What lines in the records below hold the string "соответствие"? Please show them.

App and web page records
· · ·

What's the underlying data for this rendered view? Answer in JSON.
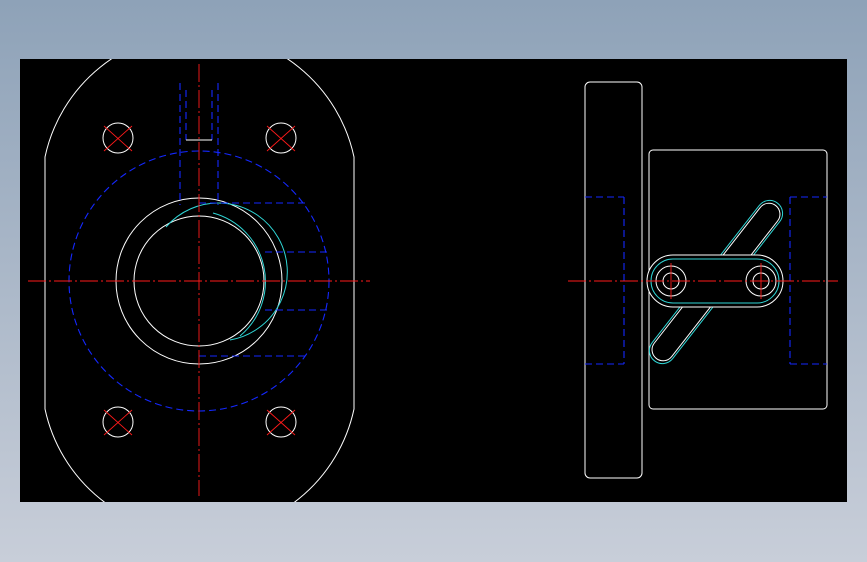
{
  "background": {
    "gradient_top": "#8ea2b8",
    "gradient_bottom": "#c8ced9"
  },
  "drawing": {
    "background": "#000000",
    "colors": {
      "outline": "#ffffff",
      "centerline": "#ff1a1a",
      "hidden_line": "#1428ff",
      "thread": "#2fd6d6"
    },
    "views": [
      "front-view",
      "side-view"
    ]
  }
}
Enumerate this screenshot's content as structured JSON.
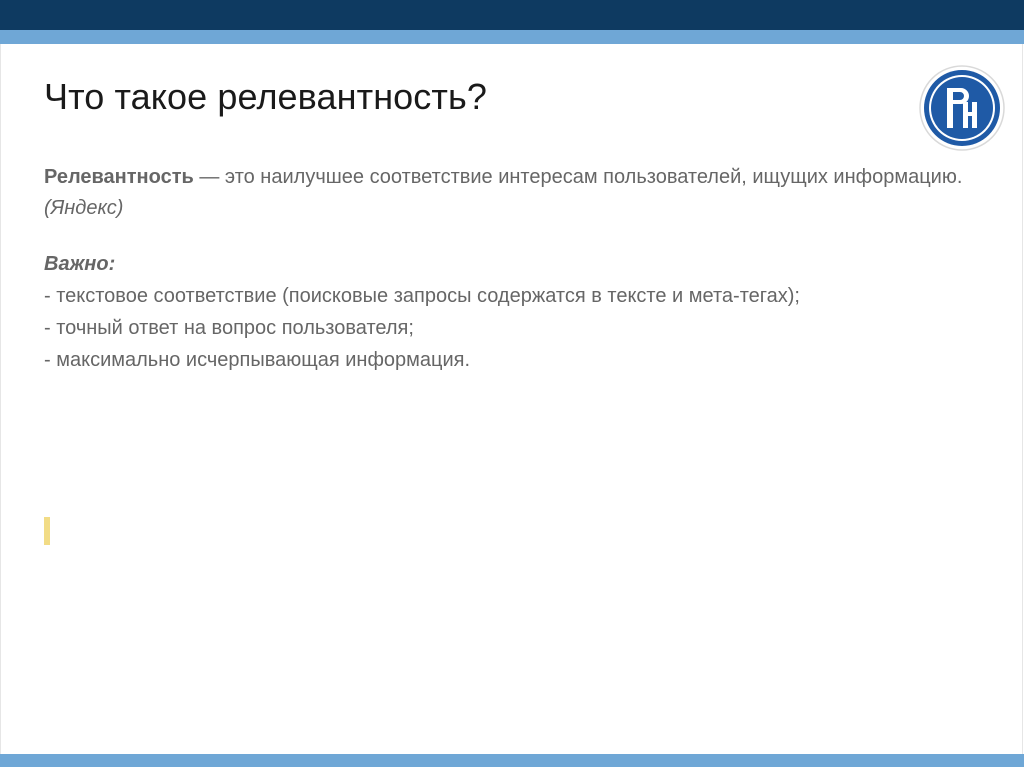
{
  "slide": {
    "title": "Что такое релевантность?",
    "definition": {
      "term": "Релевантность",
      "text": " — это наилучшее соответствие интересам пользователей, ищущих информацию. ",
      "source": "(Яндекс)"
    },
    "important": {
      "label": "Важно:",
      "items": [
        "- текстовое соответствие (поисковые запросы содержатся в тексте и мета-тегах);",
        "- точный ответ  на вопрос пользователя;",
        "- максимально исчерпывающая информация."
      ]
    }
  },
  "colors": {
    "header_dark": "#0e3a61",
    "header_light": "#6fa7d6",
    "text_gray": "#666666",
    "logo_blue": "#1f5aa6",
    "marker_yellow": "#f2dc86"
  },
  "icons": {
    "logo": "hse-university-logo"
  }
}
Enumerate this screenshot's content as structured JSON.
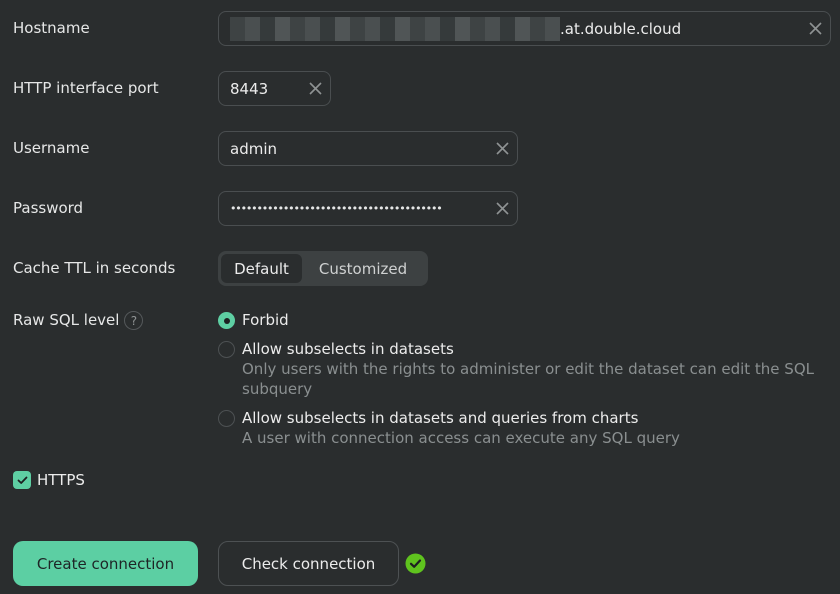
{
  "form": {
    "hostname": {
      "label": "Hostname",
      "value_suffix": ".at.double.cloud",
      "value_obscured": true
    },
    "port": {
      "label": "HTTP interface port",
      "value": "8443"
    },
    "username": {
      "label": "Username",
      "value": "admin"
    },
    "password": {
      "label": "Password",
      "value": "••••••••••••••••••••••••••••••••••••••••"
    },
    "cache_ttl": {
      "label": "Cache TTL in seconds",
      "options": [
        "Default",
        "Customized"
      ],
      "selected": "Default"
    },
    "raw_sql": {
      "label": "Raw SQL level",
      "help": "?",
      "selected": "Forbid",
      "options": [
        {
          "title": "Forbid",
          "description": ""
        },
        {
          "title": "Allow subselects in datasets",
          "description": "Only users with the rights to administer or edit the dataset can edit the SQL subquery"
        },
        {
          "title": "Allow subselects in datasets and queries from charts",
          "description": "A user with connection access can execute any SQL query"
        }
      ]
    },
    "https": {
      "label": "HTTPS",
      "checked": true
    }
  },
  "actions": {
    "create_label": "Create connection",
    "check_label": "Check connection",
    "check_status": "success"
  },
  "colors": {
    "accent": "#5ecfa3",
    "success": "#5fc31e",
    "background": "#2a2d2e"
  }
}
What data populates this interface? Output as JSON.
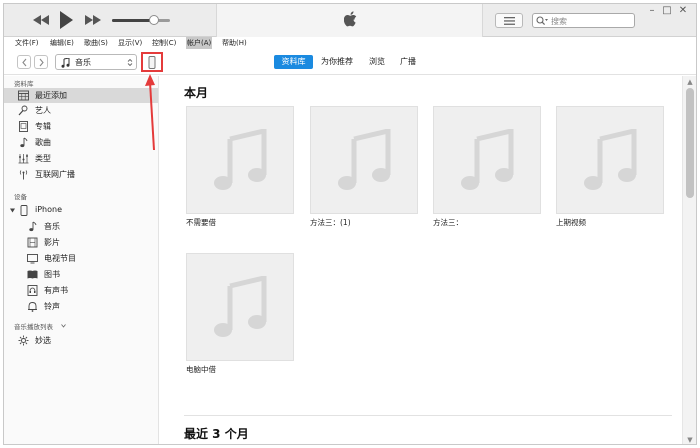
{
  "menu": [
    "文件(F)",
    "编辑(E)",
    "歌曲(S)",
    "显示(V)",
    "控制(C)",
    "帐户(A)",
    "帮助(H)"
  ],
  "menu_active_index": 5,
  "search": {
    "placeholder": "搜索"
  },
  "toolbar": {
    "media_select": "音乐"
  },
  "tabs": [
    "资料库",
    "为你推荐",
    "浏览",
    "广播"
  ],
  "tab_active_index": 0,
  "sidebar": {
    "library_header": "资料库",
    "library_items": [
      {
        "label": "最近添加",
        "icon": "recently-added-icon",
        "selected": true
      },
      {
        "label": "艺人",
        "icon": "artist-icon",
        "selected": false
      },
      {
        "label": "专辑",
        "icon": "album-icon",
        "selected": false
      },
      {
        "label": "歌曲",
        "icon": "song-icon",
        "selected": false
      },
      {
        "label": "类型",
        "icon": "genre-icon",
        "selected": false
      },
      {
        "label": "互联网广播",
        "icon": "internet-radio-icon",
        "selected": false
      }
    ],
    "devices_header": "设备",
    "device": {
      "name": "iPhone"
    },
    "device_items": [
      {
        "label": "音乐",
        "icon": "music-icon"
      },
      {
        "label": "影片",
        "icon": "film-icon"
      },
      {
        "label": "电视节目",
        "icon": "tv-icon"
      },
      {
        "label": "图书",
        "icon": "book-icon"
      },
      {
        "label": "有声书",
        "icon": "audiobook-icon"
      },
      {
        "label": "铃声",
        "icon": "bell-icon"
      }
    ],
    "playlists_header": "音乐播放列表",
    "playlist_items": [
      {
        "label": "妙选",
        "icon": "genius-icon"
      }
    ]
  },
  "main": {
    "section_this_month": "本月",
    "albums_row1": [
      "不需要借",
      "方法三：(1)",
      "方法三：",
      "上期视频"
    ],
    "albums_row2": [
      "电脑中借"
    ],
    "section_recent": "最近 3 个月"
  },
  "colors": {
    "accent_blue": "#1a8ae0",
    "annotation_red": "#e43b3b",
    "selected_row": "#d9d9d9"
  },
  "volume_level": 0.72
}
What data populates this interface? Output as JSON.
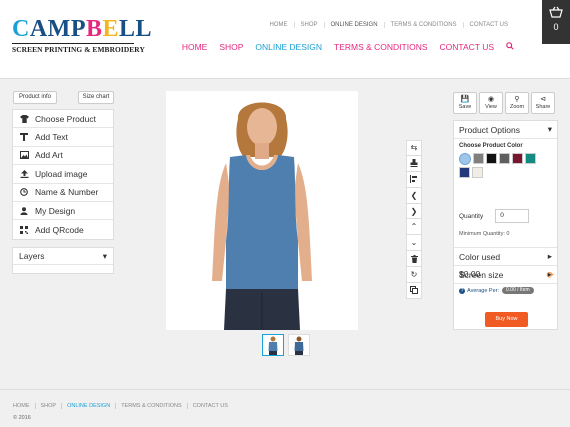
{
  "logo": {
    "p1": "C",
    "p2": "AMP",
    "p3": "B",
    "p4": "E",
    "p5": "LL",
    "subtitle": "SCREEN PRINTING & EMBROIDERY"
  },
  "top_nav": [
    "HOME",
    "SHOP",
    "ONLINE DESIGN",
    "TERMS & CONDITIONS",
    "CONTACT US"
  ],
  "main_nav": [
    "HOME",
    "SHOP",
    "ONLINE DESIGN",
    "TERMS & CONDITIONS",
    "CONTACT US"
  ],
  "active_nav": "ONLINE DESIGN",
  "cart": {
    "count": "0"
  },
  "left": {
    "product_info": "Product info",
    "size_chart": "Size chart",
    "tools": [
      {
        "label": "Choose Product",
        "icon": "tshirt-icon"
      },
      {
        "label": "Add Text",
        "icon": "text-icon"
      },
      {
        "label": "Add Art",
        "icon": "image-icon"
      },
      {
        "label": "Upload image",
        "icon": "upload-icon"
      },
      {
        "label": "Name & Number",
        "icon": "clock-icon"
      },
      {
        "label": "My Design",
        "icon": "user-icon"
      },
      {
        "label": "Add QRcode",
        "icon": "qrcode-icon"
      }
    ],
    "layers_label": "Layers"
  },
  "actions": {
    "save": "Save",
    "view": "View",
    "zoom": "Zoom",
    "share": "Share"
  },
  "right_panel": {
    "product_options": "Product Options",
    "choose_color": "Choose Product Color",
    "colors": [
      "#9fc5e8",
      "#7f7f7f",
      "#111111",
      "#5f5f5f",
      "#7a1530",
      "#138a82",
      "#233a7a",
      "#f1ede6"
    ],
    "selected_color": "#9fc5e8",
    "quantity_label": "Quantity",
    "quantity_value": "0",
    "min_quantity": "Minimum Quantity: 0",
    "color_used": "Color used",
    "screen_size": "Screen size",
    "price": "$0.00",
    "average_label": "Average Per:",
    "average_value": "0.00 / Item",
    "buy_now": "Buy Now"
  },
  "footer": {
    "nav": [
      "HOME",
      "SHOP",
      "ONLINE DESIGN",
      "TERMS & CONDITIONS",
      "CONTACT US"
    ],
    "copyright": "© 2016"
  }
}
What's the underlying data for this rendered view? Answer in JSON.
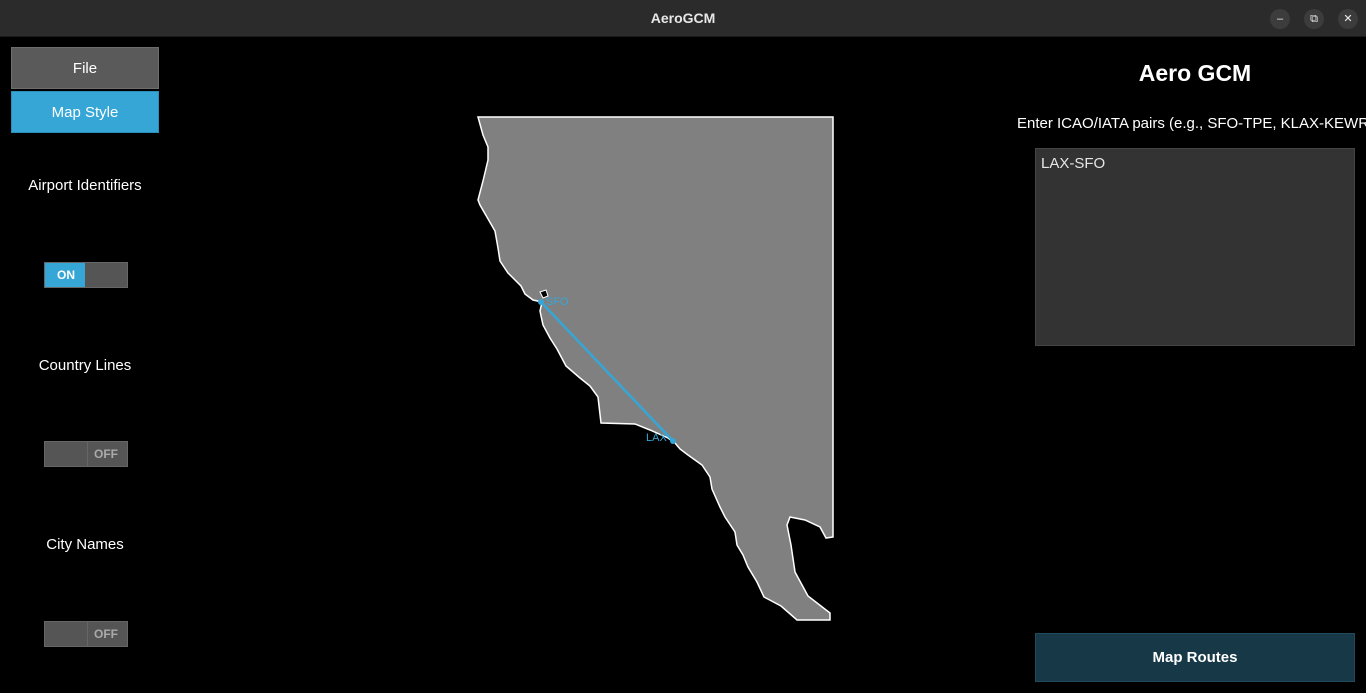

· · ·

Result of this exercise →
      "text": " — это наилучшее соответствие интересам пользователей, ищущих информацию. ",
        "- текстовое соответствие (поисковые запросы содержатся в тексте и мета-тегах);",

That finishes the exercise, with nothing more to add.